The third church in South Africa was established in 1889 in Rokeby Park in the Eastern Cape as a result of the work of D. F. Tarr.
In 1891 diamonds were discovered on the farm of Johannes Wessels—Pieter’s father. Johannes received over 1.25 million dollars from de Beers for his farm. The Wessels family had previously travelled to the US and had been impressed with the SDA institutions there. As a result of their generosity and vision, the SDA Church in South Africa was able to establish a number of denominational institutions in the Cape Town area—Claremont Union College (1893), a Sanitarium also in Claremont, ? Sentinel Publishing House, and ? Orphanage.
The Claremont Sanitarium opened in 1897. It had 51 beds and was modelled on the Battle Creek Sanitarium. It cost £50,000— £30,000 of which was supplied by the Wessels family. The four-storey building was fitted with expensive imported European furniture and fittings.
The Sanitarium was relocated to Plumstead c1904 following a fire at Claremont; this was the original location of the orphanage.
In 1892 there were 130 members in South Africa, and the Cape Colony Conference was organized with Asa T. Robinson as its first president. The conference administration was located in a building at 28a Roeland St, Cape Town. Asa T. Robinson, his wife Loretta, and daughter Gladys.
The first press was donated by the Review and Herald publishers in America, and arrived in South Africa in 1890. In 1892, the press moved to the basement of the Roeland St Church in Cape Town where it operated for four years. The South African Sentinel was the first magazine published—in September 1895. 4300 copies were printed. Its Dutch counterpart was De Wachter .
Richard Moko was a Xhosa who was the first black SDA minister in South Africa. Unfortunately, very little is known about his life and work. He may have been a minister in the Congregation Church. Moko was baptised in the Kimberley in 1895 and granted a licence to preach in 1897. He worked mainly in the Eastern Cape at King William Town, East London, and various rural areas. He wrote the first tract that the SDA church in South Africa published—in 1895—in an African language (Xhosa).

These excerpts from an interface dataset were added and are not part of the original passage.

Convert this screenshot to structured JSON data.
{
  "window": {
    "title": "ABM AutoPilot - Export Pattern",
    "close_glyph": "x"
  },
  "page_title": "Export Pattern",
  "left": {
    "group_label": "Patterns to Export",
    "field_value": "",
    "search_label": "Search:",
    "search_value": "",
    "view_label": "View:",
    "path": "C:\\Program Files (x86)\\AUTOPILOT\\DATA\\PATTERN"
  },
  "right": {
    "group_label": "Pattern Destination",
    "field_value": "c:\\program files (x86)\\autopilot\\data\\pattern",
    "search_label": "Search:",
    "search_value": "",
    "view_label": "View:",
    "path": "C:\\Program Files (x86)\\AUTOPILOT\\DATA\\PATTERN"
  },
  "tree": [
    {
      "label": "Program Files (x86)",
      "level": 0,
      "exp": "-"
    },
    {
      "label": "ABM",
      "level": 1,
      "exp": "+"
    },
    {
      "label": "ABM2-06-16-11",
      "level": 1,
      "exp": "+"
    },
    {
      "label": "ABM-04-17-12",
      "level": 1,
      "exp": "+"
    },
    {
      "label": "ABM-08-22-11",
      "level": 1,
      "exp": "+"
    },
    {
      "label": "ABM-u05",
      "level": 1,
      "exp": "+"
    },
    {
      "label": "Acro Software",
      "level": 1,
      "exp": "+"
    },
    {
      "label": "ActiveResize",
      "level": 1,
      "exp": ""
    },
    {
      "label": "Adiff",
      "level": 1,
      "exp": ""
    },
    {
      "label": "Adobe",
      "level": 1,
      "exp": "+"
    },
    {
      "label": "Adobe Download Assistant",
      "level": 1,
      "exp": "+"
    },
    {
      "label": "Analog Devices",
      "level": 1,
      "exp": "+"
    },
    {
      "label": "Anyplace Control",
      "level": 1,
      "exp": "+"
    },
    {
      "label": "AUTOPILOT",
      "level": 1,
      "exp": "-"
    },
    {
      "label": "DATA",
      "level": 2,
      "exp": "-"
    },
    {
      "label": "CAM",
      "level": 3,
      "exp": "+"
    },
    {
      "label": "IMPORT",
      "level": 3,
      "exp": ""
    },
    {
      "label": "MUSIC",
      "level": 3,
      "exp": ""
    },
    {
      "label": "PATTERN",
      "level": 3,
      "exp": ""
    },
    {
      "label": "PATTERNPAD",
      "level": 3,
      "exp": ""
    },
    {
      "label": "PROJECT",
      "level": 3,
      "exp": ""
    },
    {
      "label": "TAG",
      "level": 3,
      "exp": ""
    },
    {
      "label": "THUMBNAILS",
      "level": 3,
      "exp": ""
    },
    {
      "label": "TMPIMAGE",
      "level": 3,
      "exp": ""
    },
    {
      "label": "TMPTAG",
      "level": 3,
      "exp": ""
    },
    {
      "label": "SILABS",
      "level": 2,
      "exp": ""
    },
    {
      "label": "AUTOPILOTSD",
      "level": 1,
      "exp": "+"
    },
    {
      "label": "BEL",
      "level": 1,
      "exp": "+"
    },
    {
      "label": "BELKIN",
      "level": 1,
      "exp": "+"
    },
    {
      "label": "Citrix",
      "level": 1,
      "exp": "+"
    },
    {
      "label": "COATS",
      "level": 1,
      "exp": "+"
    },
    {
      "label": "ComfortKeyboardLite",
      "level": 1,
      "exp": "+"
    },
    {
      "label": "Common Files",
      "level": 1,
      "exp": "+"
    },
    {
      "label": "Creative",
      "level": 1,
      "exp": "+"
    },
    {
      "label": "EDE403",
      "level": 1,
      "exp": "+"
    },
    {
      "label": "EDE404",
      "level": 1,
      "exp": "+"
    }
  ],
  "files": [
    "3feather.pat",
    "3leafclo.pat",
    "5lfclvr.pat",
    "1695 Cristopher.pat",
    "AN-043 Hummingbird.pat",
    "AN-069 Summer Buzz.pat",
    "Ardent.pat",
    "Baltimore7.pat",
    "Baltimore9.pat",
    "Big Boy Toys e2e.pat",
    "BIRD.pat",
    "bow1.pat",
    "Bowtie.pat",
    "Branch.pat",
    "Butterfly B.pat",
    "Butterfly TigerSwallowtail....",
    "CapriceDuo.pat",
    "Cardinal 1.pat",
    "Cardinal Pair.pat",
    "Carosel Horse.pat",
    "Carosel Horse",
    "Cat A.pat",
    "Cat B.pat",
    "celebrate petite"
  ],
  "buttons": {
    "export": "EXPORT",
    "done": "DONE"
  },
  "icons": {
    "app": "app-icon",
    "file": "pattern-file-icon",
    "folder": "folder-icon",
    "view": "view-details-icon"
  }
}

Daniel (Danie) C. Theunissen was the first coloured ordained SDA minister. In 1905 he was given a six-week Bible worker’s course and employed as a full-time evangelist. He was ordained in 1911. Theunissen worked in Cape Town and was instrumental in founding the first coloured SDA church in South Africa. It was built in York St, Salt River, in 1918. In 1922 he was unwilling retired at the age of 49—apparently for financial reasons. Despite this he continued to labour full-time as a minister. In 1930 he travelled as a delegate to the San Francisco GC Session. His son—Daniel Gold Theunisson—was the first graduate from Good Hope Training School to enter ministerial work.
References: J. B. Cooks “Richard Moko—First Indigenous Minister of our Church in South Africa”. (Available from the Adventist Heritage Centre at Helderberg College.) Jean Cripps, “Our History” series Trans-Africa Division Outlook November 1970-October 1971. I. F. du Preez, and R. H. du Pre, A Century of Good Hope: A History of the Good Hope Conference, its Educational Institutions and Early workers, 1893-1993. East London: Western Research Group/Southern History Association, 1994. Keith Tankard, Richard Moko: The Very Strange Case of an African Missionary http://www.knowledge4africa.co.za/eastlondon/moko.htm William A. Spicer, Our Story of Missions for Colleges and Academies. Mountain View: Pacific Press, 1921. L. F. Swanepoel, “The Origin and Early History of the Seventh-Day Adventist Church in South Africa, 1886-1920.” MA, University of South Africa, 1972.
This PowerPoint presentation has been produced by Jeff Crocombe for a class on SDA Church History and Heritage at Helderberg College in Semester 1, 2006. It should not be used without giving credit to its compiler, nor reproduced in any way without permission. You may contact Jeff Crocombe at: [email_address]